There have been a lot of exciting developments in the world of food. Customers are looking for more transparency in their food supply and companies are offering healthier alternatives. During the pandemic, the food industry underwent a massive transformation. Businesses are also trying to build a diverse and inclusive food culture. Given below are some businesses that are transforming the way we eat and drink.
I-Collective – I-Collective is a community of chefs, activists, and farmers who aim to focus on the culinary knowledge of indigenous people and work for the right to have access to sustainable food. Their main aim is to let future generations know about indigenous food sovereignty. According to them, the past and the future are tied to sharing knowledge of seeds and crops local to a region or tribe. The community, founded by Neftali Duran, Karlos Baca, Liz Charlebois, and Erica Scott, has partnered with other organizers to bring their vision to life. They also work with urban farming initiatives and distribute crops grown by indigenous farmers to people within the community.
Imperfect Foods – This company was started in 2015. Their aim is to reduce food waste and build a sustainable food system for everyone. They rescue produce that is deformed and would otherwise go to waste, from farmers and grocery stores and deliver them to the doorstep of customers. Customers do not have to compromise on their budget. The pandemic saw the company even buying vegetables that had been pre-chopped for restaurants. The mission of the company is to tackle food waste.
Radical Xchange – Ashtin Berry is a beverage consultant and hospitality expert who aims to create change. She conducts workshops for diversity, safety, and inclusion. She teaches about intersectionality through beverage and wants people of color to thrive and prosper in the hospitality industry. She wants a healthier hospitality industry for everyone and wants to do away with inequalities. Her annual symposium, Resistance Served, includes seminars on topics such as Black farming and land ownership. She has also started a bimonthly wine club in collaboration with Prologue Wine Co.
Regenerative Organic Alliance (ROA) – The ROA was started in 2017 to help farmers with guidelines that would help them to improve soil health, protect animals and guarantee social fairness. They want to create farm systems that work in harmony with nature. The Regenerative Organic Certified (ROC) is a holistic standard for agriculture certification. There are many cooks who are worried about climate change and for them, the right choice is to use regeneratively raised meat. Under this program, animals graze on native pasture and leave fertilizers behind. It is because of ROA that farmers will have metrics that would help customers to make sustainable food choices.
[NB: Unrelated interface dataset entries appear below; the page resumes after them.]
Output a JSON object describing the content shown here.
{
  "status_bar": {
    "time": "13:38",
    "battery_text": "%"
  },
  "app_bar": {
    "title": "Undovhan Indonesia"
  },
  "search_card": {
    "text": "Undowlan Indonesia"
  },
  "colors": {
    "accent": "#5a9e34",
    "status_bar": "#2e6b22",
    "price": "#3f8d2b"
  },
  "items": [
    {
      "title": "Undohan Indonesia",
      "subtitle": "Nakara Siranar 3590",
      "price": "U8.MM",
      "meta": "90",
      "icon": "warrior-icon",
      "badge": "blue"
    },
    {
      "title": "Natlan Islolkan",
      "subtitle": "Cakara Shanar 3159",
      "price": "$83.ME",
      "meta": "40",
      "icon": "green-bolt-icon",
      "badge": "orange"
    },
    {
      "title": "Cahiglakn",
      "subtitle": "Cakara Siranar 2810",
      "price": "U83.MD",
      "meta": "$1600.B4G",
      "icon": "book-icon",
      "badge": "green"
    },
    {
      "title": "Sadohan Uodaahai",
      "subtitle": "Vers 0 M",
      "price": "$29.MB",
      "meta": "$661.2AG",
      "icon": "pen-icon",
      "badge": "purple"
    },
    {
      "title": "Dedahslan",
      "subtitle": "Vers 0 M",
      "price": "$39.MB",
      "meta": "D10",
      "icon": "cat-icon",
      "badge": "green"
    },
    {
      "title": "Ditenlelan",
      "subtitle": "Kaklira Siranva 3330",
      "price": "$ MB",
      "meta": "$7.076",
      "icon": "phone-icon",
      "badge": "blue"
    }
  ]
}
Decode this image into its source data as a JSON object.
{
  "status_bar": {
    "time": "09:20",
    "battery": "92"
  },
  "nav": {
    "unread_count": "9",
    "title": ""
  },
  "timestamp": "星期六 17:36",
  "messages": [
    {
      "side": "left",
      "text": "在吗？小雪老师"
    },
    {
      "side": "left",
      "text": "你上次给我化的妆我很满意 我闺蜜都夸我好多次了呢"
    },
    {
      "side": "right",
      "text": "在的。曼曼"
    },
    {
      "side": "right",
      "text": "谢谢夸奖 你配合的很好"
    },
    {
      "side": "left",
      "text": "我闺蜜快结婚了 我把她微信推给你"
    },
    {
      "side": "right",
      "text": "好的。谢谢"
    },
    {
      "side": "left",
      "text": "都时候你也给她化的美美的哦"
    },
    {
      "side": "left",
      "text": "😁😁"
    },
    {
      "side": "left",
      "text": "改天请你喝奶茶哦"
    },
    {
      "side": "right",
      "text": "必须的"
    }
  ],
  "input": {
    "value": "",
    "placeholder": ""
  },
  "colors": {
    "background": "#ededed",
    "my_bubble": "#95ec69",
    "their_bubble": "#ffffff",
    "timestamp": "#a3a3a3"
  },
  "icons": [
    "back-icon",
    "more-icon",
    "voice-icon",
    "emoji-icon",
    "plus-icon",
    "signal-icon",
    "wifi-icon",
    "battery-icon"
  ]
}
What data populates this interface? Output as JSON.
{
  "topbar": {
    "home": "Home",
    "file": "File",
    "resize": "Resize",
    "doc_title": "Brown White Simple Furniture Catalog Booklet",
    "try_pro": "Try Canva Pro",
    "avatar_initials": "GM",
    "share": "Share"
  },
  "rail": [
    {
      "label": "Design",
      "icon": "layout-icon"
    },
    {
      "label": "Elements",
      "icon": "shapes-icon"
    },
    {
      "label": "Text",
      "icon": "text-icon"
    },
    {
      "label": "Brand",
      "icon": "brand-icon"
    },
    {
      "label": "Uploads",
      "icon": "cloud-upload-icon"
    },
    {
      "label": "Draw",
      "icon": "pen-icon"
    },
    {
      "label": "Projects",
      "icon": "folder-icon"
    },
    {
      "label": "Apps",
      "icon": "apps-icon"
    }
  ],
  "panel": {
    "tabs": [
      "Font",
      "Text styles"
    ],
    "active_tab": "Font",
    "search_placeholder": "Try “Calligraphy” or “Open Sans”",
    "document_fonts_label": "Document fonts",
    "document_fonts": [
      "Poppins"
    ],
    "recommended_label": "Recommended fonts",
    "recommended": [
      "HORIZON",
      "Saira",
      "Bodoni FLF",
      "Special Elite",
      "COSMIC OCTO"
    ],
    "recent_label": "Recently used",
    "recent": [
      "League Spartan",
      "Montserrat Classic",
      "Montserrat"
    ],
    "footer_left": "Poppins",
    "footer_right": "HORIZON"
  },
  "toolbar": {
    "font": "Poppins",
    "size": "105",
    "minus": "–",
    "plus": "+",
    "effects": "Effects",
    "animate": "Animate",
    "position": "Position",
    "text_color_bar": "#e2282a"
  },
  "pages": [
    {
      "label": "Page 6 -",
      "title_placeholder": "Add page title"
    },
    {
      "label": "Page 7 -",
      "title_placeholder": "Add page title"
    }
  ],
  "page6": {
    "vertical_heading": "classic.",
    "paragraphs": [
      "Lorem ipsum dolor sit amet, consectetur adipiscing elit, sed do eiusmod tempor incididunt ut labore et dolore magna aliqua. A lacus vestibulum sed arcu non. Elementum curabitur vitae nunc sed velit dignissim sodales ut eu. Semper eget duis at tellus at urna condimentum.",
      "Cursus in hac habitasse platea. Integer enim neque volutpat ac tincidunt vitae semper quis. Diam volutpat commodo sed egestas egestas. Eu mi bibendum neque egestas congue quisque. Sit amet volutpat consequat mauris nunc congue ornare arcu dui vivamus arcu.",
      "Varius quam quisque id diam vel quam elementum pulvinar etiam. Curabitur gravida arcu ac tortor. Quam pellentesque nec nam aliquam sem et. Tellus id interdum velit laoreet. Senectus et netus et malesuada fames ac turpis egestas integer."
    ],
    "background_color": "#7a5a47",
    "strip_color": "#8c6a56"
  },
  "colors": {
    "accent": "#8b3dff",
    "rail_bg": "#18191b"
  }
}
International Wineries for Climate Action (IWCA) – IWCA is a group of wineries that are environmentally committed. Founded by Familia Torres and Jackson family wines, the IWCA aims to create a clean and resilient wine community that wants to reduce carbon emissions. The group includes major wine names such as Silver Oak in California.